Showing results for 
Search instead for 
Did you mean: 
Deel Team

While some meetings are essential to increase collaboration and boost engagement, they can also reduce productivity and cause fatigue. With the business landscape having shifted to embrace remote and hybrid work models, there is an increasing need to restructure meetings to be brief, targeted, and goal-oriented.

Meeting fatigue has become a worldwide issue, escalated by video conferencing tools such as Zoom, making it easy to host meetings from anywhere, and leading to an increase in unnecessary or poorly run meetings. 

Common complaints about meetings

1. They’re unproductive

A reported 70% of all meetings prevent employees from completing their tasks. Meetings disrupt the natural workflow, shift the focus away from the task at hand, and distract from deep work.

Additionally, meetings can often be unproductive due to the lack of clear information being shared or actionable outcomes. Without a clear agenda or purpose, team members may find themselves aimlessly discussing an issue without making progress. This issue can be compounded by office politics or personal agendas taking precedence over the discussion, further preventing any real progress.

2. They're too long

The average meeting lasts around 52 minutes, but many meetings run over this time. Allowing this to happen can lead to employees becoming tired or distracted, which can impact the quality of the discussion. Additionally, research has shown that our attention span declines after just 20 minutes, after which employees are less likely to engage in the discussion and more likely to zone out.

3. They aren’t necessary

Sometimes, recurring meetings are convened because it is “the way things have always been done.” For example, weekly team meetings may be held even though there is no new information to share.

This can be a waste of time and resources and frustrating for employees who feel like their time could be better spent.

Auditing your meeting habits

With all this in mind, before you send out, or accept, more calendar invites, conduct a meeting audit and assess the time you spend in meetings, their effectiveness, and the impact they have on your regular work. This will help you design meeting strategies that work for you. 

Ask yourself:

  • How many meetings do you have during the week?
  • How much time is spent in meetings?
  • How would I grade the quality of the meetings I attend?

Improving your meeting habits

1. Cut meeting time

HBR research shows that setting a strict 30-minute time limit on a meeting kicks everyone into high gear. Setting a time limit (and sticking to it) ensures people come prepared, everyone arrives on time, and maintains focus. Preparing the agenda beforehand ensures the inclusion of all talking points and guides the meeting. 

2. Limit the number of participants

When team members feel included, they can better contribute to the meeting outcomes without fear of being ostracized, discriminated against, or disappearing into the background. In the same breath, a meeting isn’t an ego parade, and inviting unnecessary attendees is only a waste of time. 

When deciding who to invite, consider the following aspects.

  • Are they a decision-maker?
  • Can they contribute vital expertise? 
  • Is it easier to update individuals via email or Slack?
  • Does the outcome of the meeting impact the individual?

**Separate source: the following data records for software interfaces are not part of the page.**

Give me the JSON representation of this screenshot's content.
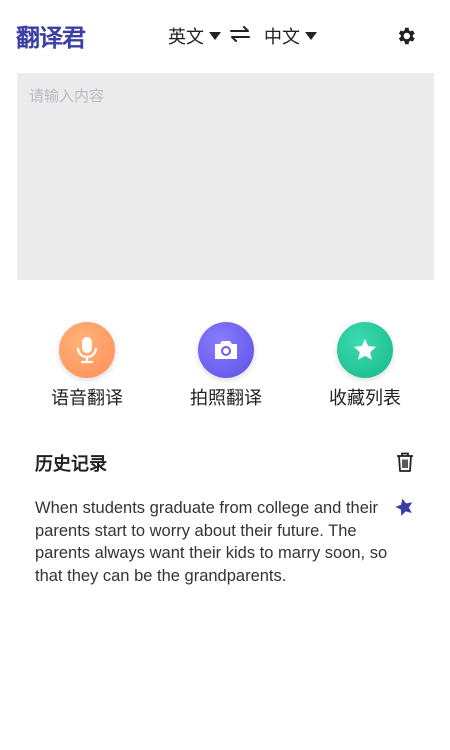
{
  "header": {
    "logo": "翻译君",
    "source_lang": "英文",
    "target_lang": "中文",
    "icons": {
      "swap": "swap-arrows-icon",
      "settings": "gear-icon"
    }
  },
  "input": {
    "placeholder": "请输入内容",
    "value": ""
  },
  "features": [
    {
      "label": "语音翻译",
      "icon": "microphone-icon",
      "color": "#ff9a5c"
    },
    {
      "label": "拍照翻译",
      "icon": "camera-icon",
      "color": "#6a5cf0"
    },
    {
      "label": "收藏列表",
      "icon": "star-icon",
      "color": "#22c59a"
    }
  ],
  "history": {
    "title": "历史记录",
    "items": [
      {
        "text": "When students graduate from college and their parents start to worry about their future. The parents always want their kids to marry soon, so that they can be the grandparents.",
        "starred": true
      }
    ]
  },
  "colors": {
    "brand": "#3a3fa6",
    "input_bg": "#ebebeb",
    "star": "#3a3fa6"
  }
}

3. Cut the number of meetings

One study by Professor Steven Rogelberg of the University of North Carolina concluded that 50% of meetings are unnecessary and that employers lose $37 billion yearly on unnecessary meetings. Cutting unnecessary meetings saves time and money, and here’s how to approach the challenge.

  • Block out uninterrupted time for meaningful work
  • Strike a balance between synchronous and asynchronous communication
  • Refuse meetings without a clear agenda
  • Provide feedback by communicating asynchronously

4. Make unnecessary meetings challenging to schedule

If you want to promote a minimalist schedule and cut the number of meetings, then you need to make unnecessary meetings difficult to plan — and here are a few ways to do so.

Block time in your calendar when you need to focus

Protect your time and your team’s time by blocking your productive hours in your calendar. It’s easy to assume that a gap in the calendar is free time to be filled with a meeting, but this is not always the case. 

Make sure you reserve your best hours for important tasks by blocking the hours in your calendar. 

Feel free to decline meeting invites

At first, it may seem as though declining a meeting is rude. However, politely refusing a meeting request demonstrates responsibility as you allocate your time where it is most needed. 

Saying no allows you to prioritize your time.

Feel free to leave a meeting once you are not needed

An estimated 15% of hour-long meetings consist of wasted time. Leaving a meeting once you’ve served your purpose saves individual time in a big way.

Once again, an agenda plays a significant role in highlighting the purpose of each attendee, helping to group discussion points so that people can leave after offering their contributions.

Ask for detailed meeting agendas

A clear meeting agenda is a perfect indication of whether or not you should accept a meeting request. The agenda indicates the purpose of the meeting, specific talking points, and other invited attendees. Assessing whether your presence is needed or not is easier with this knowledge. 

Schedule meeting-free days

Reserving a day (or two) weekly for no meetings can boost productivity and encourage full focus without interruptions.